According to a recent study published in the Journal of Experimental Education, teenager kids spend about three hours a night, on average, doing homework. After examining over 4,300 students from 10 high-performing public and private schools in upper-middle class areas in California, they discovered that 56 percent of students reported that their number-one stress factor was “excessive” homework.
"We found a clear connection between the students' stress and physical impacts — migraines, ulcers and other stomach problems, sleep deprivation and exhaustion, and weight loss," stated Denise Pope, senior lecturer at the Stanford Graduate School of Education, as reported by CNN.com.
And it wasn’t just the teens who were complaining. Pope and her research team found the same to be true with the younger kids, as well.
Another researcher from Arizona State University found that these teens are at a high risk of suffering from drug and alcohol abuse, as well as depression and anxiety due to an exorbitant amount of stress from family, teachers and peers.
Although not everyone agrees with these findings -- some parents felt their kids didn’t have enough after-school assignments and another study, conducted by the Brookings Institute’s 2014 Brown Center Report on American Education, claims that the amount of homework has been more or less the same since 1984.
But the question remains — how much homework is too much? Pope feels that two hours for high schoolers and 90 minutes for middle schoolers is a respectable amount.
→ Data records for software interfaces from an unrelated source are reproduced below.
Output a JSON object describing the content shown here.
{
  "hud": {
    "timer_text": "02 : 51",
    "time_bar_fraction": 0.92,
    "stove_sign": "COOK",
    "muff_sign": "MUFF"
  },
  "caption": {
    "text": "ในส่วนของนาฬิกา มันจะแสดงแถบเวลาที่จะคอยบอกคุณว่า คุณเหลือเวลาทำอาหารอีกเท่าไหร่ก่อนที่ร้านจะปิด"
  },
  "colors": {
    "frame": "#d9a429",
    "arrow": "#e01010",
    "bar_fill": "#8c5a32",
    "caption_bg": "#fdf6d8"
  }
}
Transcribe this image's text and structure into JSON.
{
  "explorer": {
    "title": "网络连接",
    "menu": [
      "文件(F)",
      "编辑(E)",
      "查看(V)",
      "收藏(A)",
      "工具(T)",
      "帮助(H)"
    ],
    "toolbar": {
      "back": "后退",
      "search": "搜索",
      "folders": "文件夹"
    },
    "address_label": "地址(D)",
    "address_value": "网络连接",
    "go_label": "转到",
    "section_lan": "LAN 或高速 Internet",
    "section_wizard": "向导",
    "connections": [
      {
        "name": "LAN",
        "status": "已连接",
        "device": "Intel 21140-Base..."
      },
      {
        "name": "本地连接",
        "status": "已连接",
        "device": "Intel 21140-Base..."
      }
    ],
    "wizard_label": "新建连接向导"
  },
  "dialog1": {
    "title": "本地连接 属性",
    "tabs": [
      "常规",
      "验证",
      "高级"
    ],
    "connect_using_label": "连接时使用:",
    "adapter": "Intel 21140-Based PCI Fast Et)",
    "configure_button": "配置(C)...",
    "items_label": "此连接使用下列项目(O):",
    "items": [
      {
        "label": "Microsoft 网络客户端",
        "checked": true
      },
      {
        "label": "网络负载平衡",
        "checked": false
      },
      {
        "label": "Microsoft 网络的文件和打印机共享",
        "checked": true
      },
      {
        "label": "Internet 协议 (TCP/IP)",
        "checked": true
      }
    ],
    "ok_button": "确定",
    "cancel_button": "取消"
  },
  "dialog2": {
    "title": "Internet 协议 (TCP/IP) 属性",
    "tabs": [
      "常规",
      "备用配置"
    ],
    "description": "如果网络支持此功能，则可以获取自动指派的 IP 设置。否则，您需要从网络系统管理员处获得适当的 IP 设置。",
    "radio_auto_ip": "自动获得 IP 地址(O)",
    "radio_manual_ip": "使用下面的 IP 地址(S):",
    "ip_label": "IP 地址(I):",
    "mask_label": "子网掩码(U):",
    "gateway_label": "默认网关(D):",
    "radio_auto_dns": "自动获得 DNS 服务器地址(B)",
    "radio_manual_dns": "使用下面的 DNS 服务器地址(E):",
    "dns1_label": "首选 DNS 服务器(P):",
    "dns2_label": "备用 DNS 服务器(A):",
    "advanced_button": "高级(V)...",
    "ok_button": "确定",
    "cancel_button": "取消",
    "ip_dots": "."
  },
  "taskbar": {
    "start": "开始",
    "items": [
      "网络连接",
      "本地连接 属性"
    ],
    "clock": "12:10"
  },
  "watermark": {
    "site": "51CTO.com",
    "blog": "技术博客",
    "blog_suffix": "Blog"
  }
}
So what is a parent of an overwhelmed kid to do? Pope’s advice is to be your child’s advocate and cheerleader, as opposed to being the grader and corrector. "Parents need to advocate for their children with the tools and numbers and research in hand. We're talking about respectful dialogue."